Fresh cherries, very shortly thereafter devoured …

Around The Thistle Field, garden mulching continued, and Mr. Thistle repurposed some old bricks to create splash-pads under our rain chains. Hopefully we won’t have as much wash-out when it deluges.

I have harvested the currants, and they are shiny, red, and beautiful. The birds agree! The gooseberries are very nearly ripe, so they are next on the list. It’s also time to harvest and freeze some kale to be enjoyed in the winter months. I noticed that the jalapeños and habaneros have started to produce, so I’m pumped about that as well. I love my spicy peppers …


Currants from the yard …

Finally, the sunset this evening was a knockout! Lovely, no?


The riotously pink and purple sunset, slightly subdued by watercolor …

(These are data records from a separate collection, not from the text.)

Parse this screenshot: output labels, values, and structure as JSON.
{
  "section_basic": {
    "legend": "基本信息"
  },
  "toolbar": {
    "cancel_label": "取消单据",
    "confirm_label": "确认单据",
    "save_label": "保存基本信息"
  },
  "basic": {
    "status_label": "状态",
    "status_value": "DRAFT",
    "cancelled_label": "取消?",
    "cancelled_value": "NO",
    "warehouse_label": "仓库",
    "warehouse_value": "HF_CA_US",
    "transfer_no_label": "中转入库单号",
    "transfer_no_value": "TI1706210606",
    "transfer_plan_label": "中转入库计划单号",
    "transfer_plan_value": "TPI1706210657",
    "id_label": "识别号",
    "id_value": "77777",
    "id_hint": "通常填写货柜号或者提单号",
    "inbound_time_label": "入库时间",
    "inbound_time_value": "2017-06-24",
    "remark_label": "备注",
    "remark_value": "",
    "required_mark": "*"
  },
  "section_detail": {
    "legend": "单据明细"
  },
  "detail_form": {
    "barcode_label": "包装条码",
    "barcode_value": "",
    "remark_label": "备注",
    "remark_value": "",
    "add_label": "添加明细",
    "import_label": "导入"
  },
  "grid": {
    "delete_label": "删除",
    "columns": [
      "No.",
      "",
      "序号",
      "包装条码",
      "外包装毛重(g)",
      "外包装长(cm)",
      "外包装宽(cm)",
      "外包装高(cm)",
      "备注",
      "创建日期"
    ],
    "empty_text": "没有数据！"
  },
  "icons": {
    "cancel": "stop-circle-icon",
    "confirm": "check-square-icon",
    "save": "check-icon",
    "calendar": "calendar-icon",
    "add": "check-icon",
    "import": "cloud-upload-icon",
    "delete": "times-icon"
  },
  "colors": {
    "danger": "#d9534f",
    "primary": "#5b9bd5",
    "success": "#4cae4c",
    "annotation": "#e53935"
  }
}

How are you spending your summer days?

With Peace,


Suburban Homestead Update: June

June is the month when all manner of craziness breaks forth in the garden. Warm temperatures, rain, and plenty of sunshine encourage the plantings to do it up right. Here’s a glimpse at what’s happening at The Thistle Field:


Little Thistle and I survey the kingdom …

The pumpkins, zucchini, summer squash, luffa, spaghetti squash, acorn squash, et al. are coming up nicely. These Eight-Ball Zucchini are looking quite lovely, just outside the front door. (I love planting food in my front yard!)


The berry bushes are wowing us this year. So far, I have harvested nearly 40 pounds of strawberries. That may or may not sound like a lot to you, but we feel very happy to be pulling in this harvest! We’ve been eating a lot of strawberries, and preserving them in various ways. One freezer is loaded with jar after jar of frozen berries.

Check out the currants, blueberries, and blackberries! Why, hello, lovelies!

I am excited about the gooseberries. The bush is loaded with tart, green globes, and I am plotting how we will enjoy them.


The raspberries are full and leafy. We have red, golden, and black raspberries. It’s the black raspberries that make me giddy. I’ll be making a double-sized order of black raspberry jam, because we ran out early last year and that was sad.


Elder flowers! I am in awe of the elderberry bush. It is a native plant associated with much folklore, and it has magnificent healing powers. We rely on homemade elderberry syrup when faced with colds, flu, or allergies.


Even though the bush beans and pole beans went in a little late, they are doing well. I have planted about five different varieties this year.


The onions are doing well, but their leaves are a bit worse for the wear due to some recent storms with heavy winds. I depend on these 200-some red, white, and yellow onions, so I am hoping they keep doing their onion thing.

Due to the sudden and rather intense heat, the remaining broccoli rabe bolted. I’ll cut it down and let it try again for a second cutting. We continue to enjoy turnips, and the radishes are ready, but I am still waiting for the beets.

Cabbages! The leaves are huge and cool to the touch. Perfect round heads are forming, and I am anticipating these beauties. The Early Jersey Wakefield cabbages have formed cone-heads and are looking great.

The tomatoes are flourishing, as is the kale, but as for the Brussels sprouts … To whomever is munching on them: Cut it out!


Oh, and here’s my latest kitchen experiment: Homemade apple cider vinegar. I wanted to get the most out of my produce, so I saved our apple cores and peels in the freezer, and then set about crafting my own vinegar. I’ll let you know how it goes!


What’s happening where you are? What summer delicacies do you await with anticipation?

With Peace,